The newest superhero to join the Marvel Cinematic Universe was revealed at the Disney D23 Expo, much to the ire of fans. By joining the Captain America franchise, Sabra—an Israeli heroine by day, Mossad operative, and Israeli police detective by night—provoked Palestinians and Arabs all over the world. Shira Haas will portray her.
Marvel has previously faced criticism for eschewing politics, particularly the divisive US political environment. However, it appears that they are moving in a political direction. Marvel undoubtedly understands what an Israeli intelligence operative dressed as a superhero must seem like in the “good against evil” milieu of their action films.
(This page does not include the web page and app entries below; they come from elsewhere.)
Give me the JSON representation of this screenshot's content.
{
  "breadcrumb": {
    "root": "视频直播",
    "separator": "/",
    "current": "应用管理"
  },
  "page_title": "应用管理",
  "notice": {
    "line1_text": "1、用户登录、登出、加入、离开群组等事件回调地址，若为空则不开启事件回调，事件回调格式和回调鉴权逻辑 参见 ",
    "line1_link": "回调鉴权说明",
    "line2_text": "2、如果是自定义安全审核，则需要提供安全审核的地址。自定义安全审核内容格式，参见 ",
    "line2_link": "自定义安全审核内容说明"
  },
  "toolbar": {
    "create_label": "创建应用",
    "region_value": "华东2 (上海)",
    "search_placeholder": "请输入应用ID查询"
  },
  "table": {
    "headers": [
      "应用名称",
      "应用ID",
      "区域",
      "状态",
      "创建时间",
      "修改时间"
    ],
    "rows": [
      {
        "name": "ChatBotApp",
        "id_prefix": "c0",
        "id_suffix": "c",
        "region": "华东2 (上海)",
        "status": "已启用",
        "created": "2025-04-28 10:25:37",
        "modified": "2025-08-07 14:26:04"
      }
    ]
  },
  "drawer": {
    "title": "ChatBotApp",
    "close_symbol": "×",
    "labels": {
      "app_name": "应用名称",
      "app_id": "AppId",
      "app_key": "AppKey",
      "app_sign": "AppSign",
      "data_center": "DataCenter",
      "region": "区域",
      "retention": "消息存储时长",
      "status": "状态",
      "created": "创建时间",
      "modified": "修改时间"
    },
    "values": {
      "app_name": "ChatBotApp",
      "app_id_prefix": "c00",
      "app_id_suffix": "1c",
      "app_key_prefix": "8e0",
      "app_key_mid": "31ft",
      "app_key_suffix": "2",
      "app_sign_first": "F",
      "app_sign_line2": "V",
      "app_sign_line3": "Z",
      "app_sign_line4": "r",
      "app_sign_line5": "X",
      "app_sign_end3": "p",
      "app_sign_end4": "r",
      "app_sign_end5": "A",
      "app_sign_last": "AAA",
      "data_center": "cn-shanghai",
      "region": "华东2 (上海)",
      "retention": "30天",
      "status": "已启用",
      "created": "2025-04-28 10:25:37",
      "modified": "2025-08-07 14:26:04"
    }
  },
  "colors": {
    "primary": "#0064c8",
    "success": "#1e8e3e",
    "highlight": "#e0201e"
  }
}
It resembles picking a side in the Israel-Palestine issue very strongly.
Israeli security forces and intel organizations represent violence, tyranny, and dread for millions of Palestinians. Israeli bombings on the Gaza Strip only one month ago (again) killed at least 10 Palestinians, including children, and severely damaged the city’s infrastructure.
(In retaliation, Palestinian militants linked to the organization Islamic Jihad launched rockets into Israel, although no one has been hurt or killed in Israel as of yet.) The way Israel handles its Palestinian neighbors—and its own citizens—remains gravely troubling, ranging from forceful displacement to the establishment of an apartheid regime.
Although the current Marvel movie’s narrative specifics remain unknown, previous comics provide a window into Sabra’s universe. Sabra, who first made her appearance in a 1980 Hulk comic while wearing an Israeli flag, battles Arab terrorists across Israel. She defends an Israeli school bus from Palestinian militants in one tale. It has taken The Hulk to get Sabra to view this deceased Arab youngster as a human being, the comic’s text states in one frequently shared example. Sabra believes that Palestinians are treated less humanely than other people.
Not only does Marvel denigrate Palestinians, but this is a common occurrence in movies and television. In his book Reel Bad Arabs, Jack Shaheen observes that just 12 Arab characters appeared in good parts out of the staggering 935 bad depictions in the hundreds of movies analyzed between 1986 and 2000. In more recent times, programs like Tehran on Apple TV and Fauda and the Spy on Netflix portray Israelis as heroes while portraying Palestinians and other Middle Easterners as violent criminals.
Marvel would feature the tale of a Palestinian superhero defending Arab children from Israeli missiles striking a Palestinian school or hospital alongside the brave tales of Sabra if they actually desired to be politically neutral. Of course, the notion appears implausible. Outside of fiction, any Palestinian who tries to defend themselves—even without using force—is frequently accused of being a terrorist. Despite the CIA finding no evidence to support this claim, Israeli soldiers searched and shut down seven Palestinian human rights organizations last month after branding them as financial fronts for terrorists.
The concept of a Jewish superhero is fantastic. I can picture a scenario where Ms. Marvel, the first Muslim heroine in the Marvel universe, teams up with a proud Jewish hero. Coexistence would be that. That’s development. A superhero who fights Arabs while having a direct connection to Israeli soldiers isn’t.